“Why are you harassing me?” I demanded. (This was a great feeling)

He mumbled unintelligibly . . .

“Pardon ME?” I demanded, even harder. (I couldn't believe this was happening! What the fuck was I doing?)

In a sheepish whisper, nearly inaudible, and almost childlike, he managed: “i don't want to talk to you right now.”

To this day, I have no real idea why he didn't just get out of his car and beat me senseless, but he didn't. I can only conjecture that at the instant I began to speak, he realized that his life's work had been completely misguided and therefore meaningless, and that he possessed a character composed almost entirely of tragic flaws. Or, since nobody had probably approached him like that since he became a cop and first put on his spiffy uniform, and I had short hair and was wearing a really nice navy pea coat, maybe he felt that if I was acting like that I must be someone he shouldn't fuck with. I really don't know. I really don't care either. All I know is what happened next:

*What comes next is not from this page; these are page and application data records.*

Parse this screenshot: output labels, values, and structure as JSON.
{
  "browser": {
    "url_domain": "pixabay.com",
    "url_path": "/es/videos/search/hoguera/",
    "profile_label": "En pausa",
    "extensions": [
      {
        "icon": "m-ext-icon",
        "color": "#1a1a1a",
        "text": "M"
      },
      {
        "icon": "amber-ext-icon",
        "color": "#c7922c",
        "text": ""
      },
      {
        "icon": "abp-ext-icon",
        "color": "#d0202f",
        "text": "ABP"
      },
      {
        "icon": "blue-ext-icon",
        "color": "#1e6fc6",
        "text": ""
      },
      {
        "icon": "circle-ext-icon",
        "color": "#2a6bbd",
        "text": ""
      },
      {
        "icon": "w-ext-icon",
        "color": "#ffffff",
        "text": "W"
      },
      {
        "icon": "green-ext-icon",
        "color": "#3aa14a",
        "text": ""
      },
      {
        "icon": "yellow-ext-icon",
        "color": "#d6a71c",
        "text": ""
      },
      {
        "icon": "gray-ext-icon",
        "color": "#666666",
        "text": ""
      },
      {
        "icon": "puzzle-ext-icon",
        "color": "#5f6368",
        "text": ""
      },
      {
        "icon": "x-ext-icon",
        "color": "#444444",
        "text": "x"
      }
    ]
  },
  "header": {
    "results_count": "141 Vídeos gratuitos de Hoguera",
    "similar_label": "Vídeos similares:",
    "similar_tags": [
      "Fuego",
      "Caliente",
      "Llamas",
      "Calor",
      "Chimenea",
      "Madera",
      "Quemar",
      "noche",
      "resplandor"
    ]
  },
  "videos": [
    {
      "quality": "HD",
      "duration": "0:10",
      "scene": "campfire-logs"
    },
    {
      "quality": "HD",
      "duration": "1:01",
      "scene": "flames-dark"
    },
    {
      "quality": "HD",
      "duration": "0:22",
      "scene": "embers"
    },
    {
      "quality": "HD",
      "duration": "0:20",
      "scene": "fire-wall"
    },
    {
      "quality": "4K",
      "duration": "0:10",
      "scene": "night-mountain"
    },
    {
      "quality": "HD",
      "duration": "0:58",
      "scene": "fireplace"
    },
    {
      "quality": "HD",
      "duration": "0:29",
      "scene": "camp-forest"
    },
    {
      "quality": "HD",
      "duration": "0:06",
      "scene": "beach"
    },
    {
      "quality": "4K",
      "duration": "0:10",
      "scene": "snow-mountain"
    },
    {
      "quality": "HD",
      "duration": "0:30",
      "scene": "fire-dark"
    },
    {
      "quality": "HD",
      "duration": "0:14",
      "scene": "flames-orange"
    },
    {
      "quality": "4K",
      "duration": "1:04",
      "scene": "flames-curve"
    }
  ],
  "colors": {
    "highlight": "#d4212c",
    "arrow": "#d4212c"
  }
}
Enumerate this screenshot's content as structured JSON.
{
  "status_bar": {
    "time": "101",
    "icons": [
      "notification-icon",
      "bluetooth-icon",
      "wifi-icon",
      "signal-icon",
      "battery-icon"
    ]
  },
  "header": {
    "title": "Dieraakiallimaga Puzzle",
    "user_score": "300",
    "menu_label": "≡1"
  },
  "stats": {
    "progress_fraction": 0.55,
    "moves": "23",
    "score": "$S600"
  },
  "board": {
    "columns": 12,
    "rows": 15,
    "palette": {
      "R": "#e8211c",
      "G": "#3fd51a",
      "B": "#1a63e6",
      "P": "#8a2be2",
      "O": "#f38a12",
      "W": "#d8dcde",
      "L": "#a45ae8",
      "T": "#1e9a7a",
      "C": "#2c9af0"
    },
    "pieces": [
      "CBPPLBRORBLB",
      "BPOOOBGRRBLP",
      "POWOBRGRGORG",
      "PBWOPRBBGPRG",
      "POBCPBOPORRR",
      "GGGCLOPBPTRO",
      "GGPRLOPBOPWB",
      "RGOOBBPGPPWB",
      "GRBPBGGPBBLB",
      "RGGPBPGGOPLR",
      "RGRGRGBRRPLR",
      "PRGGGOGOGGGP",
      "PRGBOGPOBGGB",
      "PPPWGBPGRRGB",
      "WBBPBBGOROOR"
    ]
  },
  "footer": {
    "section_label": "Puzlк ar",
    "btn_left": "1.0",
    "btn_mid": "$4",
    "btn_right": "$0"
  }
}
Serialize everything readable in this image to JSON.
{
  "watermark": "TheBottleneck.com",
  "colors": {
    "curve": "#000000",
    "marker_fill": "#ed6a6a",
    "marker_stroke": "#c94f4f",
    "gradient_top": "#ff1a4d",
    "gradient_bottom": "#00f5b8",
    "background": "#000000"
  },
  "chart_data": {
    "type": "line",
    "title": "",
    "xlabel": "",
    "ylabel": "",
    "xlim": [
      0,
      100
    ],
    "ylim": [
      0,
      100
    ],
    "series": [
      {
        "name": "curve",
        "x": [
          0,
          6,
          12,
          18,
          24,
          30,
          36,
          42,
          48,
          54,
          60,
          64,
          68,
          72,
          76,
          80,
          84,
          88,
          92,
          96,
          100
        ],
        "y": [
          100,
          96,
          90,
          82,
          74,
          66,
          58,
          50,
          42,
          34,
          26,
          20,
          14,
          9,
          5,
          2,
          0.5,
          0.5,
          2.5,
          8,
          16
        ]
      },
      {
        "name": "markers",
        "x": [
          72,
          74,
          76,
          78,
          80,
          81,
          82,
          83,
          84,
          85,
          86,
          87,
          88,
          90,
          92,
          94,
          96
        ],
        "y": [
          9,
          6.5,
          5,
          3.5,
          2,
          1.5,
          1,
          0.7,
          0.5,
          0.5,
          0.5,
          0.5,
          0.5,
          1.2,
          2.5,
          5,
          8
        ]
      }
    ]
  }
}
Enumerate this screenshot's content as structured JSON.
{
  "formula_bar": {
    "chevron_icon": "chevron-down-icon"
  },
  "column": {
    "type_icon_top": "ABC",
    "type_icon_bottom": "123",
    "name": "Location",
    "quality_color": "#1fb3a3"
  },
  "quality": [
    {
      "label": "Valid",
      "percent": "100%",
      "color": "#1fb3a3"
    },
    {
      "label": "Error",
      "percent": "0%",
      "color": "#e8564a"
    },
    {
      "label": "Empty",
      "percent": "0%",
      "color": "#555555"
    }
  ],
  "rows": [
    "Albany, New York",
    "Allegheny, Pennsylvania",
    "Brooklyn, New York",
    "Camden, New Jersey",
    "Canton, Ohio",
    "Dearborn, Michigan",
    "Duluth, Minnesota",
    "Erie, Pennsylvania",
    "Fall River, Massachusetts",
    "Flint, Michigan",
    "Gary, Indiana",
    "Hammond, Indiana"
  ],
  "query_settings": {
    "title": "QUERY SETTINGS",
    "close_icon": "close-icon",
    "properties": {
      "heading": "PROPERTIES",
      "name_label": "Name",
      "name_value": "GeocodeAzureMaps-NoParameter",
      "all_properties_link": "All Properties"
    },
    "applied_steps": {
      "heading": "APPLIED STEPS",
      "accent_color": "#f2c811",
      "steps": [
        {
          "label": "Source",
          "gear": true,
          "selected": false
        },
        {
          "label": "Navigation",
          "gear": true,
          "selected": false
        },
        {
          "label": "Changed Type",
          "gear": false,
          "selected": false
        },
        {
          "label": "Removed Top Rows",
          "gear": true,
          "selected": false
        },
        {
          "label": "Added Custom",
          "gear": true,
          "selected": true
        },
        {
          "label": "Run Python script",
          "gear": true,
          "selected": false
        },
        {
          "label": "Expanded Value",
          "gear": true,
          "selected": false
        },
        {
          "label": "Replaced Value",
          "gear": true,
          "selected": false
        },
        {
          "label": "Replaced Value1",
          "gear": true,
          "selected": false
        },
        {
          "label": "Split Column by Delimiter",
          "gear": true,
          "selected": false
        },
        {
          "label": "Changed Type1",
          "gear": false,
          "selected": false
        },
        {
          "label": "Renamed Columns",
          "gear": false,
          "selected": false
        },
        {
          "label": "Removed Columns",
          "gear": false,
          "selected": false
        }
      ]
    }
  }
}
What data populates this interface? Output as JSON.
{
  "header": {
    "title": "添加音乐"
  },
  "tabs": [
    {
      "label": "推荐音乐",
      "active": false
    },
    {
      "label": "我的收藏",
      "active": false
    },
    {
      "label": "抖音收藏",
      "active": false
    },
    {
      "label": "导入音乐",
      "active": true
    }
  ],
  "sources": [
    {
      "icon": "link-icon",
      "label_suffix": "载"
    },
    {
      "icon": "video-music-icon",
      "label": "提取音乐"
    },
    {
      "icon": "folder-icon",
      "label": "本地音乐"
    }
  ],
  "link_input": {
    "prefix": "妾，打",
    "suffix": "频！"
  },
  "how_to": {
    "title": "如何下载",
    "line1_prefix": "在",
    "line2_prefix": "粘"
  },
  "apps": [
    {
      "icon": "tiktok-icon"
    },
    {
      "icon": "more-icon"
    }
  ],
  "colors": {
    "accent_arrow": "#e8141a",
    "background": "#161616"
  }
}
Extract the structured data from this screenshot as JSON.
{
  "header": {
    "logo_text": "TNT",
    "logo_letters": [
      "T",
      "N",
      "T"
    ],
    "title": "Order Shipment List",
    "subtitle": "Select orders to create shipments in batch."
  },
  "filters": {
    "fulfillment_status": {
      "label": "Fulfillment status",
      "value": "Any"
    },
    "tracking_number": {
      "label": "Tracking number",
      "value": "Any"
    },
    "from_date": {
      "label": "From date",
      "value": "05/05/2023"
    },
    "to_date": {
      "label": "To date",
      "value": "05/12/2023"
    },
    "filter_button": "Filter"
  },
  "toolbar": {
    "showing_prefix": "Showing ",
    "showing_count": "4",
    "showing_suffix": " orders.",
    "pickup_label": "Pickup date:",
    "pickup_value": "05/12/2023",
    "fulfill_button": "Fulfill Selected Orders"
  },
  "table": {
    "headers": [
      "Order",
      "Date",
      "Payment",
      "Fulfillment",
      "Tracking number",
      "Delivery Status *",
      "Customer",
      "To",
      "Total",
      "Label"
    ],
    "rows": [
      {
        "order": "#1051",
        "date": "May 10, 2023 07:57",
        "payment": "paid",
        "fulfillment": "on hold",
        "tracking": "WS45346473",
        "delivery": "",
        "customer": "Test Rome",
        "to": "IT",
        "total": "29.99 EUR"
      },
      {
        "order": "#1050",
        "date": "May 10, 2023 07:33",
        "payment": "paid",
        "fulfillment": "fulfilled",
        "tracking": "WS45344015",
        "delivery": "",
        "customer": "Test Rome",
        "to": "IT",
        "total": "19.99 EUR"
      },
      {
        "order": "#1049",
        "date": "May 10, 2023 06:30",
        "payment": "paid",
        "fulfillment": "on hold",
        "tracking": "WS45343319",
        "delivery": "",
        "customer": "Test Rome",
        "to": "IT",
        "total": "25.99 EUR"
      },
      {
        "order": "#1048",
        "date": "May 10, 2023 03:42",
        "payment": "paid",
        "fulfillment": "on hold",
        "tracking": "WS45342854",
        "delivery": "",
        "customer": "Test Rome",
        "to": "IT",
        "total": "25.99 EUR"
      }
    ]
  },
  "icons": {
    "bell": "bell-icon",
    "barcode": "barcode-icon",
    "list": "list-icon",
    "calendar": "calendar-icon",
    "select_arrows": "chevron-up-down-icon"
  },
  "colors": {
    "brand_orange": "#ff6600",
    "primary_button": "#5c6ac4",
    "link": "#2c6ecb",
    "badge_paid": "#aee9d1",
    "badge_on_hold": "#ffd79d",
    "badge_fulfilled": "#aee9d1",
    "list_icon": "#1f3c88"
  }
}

I lifted my right hand, stretched my arm out and pointed it down the road: “THEN MOVE ALONG!” I commanded, with the kind of authority usually only dispensed by wankers like him at targets like me. I turned and walked back to my front door. Officer FuckIsuck turned off his spotlight and began to scribble furiously in his notebook, probably a bitter note to his mother about how it was all her fault that he turned out to be such a fuckwit.

I never saw him again.

8 comments:

  1. Holy shit you are hilarious!

    ReplyDelete
  2. That is awesome. It would be cool to write a story about the police officer-his own private thoughts and all.

    ReplyDelete
  3. k: thanks!

    anon: i think that would be a pretty short story. here's an excerpt:

    " . . . "

    ReplyDelete
  4. Fuck me - this happened to me all the time when I lived in Vic. All because of my stupid habit of walking home from Logan's rather than drive drunk...

    ReplyDelete
  5. I'll never forget that night....the next morning I turned in my badge. I'm watchin you four eyes.

    ReplyDelete
  6. KenUsedToBeYourNeighbourMay 29, 2011, 1:15:00 PM

    That's such a great story. Best part is you didn't give your name but more or less told him to go FAK himself.

    In the modern era, you would be pulling out your iPhone to document the experience. Officer NothingBetterToDo would have a formal reprimand on his record...

    Great Story.

    ReplyDelete
  7. hey ken! yeah, he was a real prize winner.

    ReplyDelete

Drop me a line. Let me know how awesome or shitty you think I am. I can take it.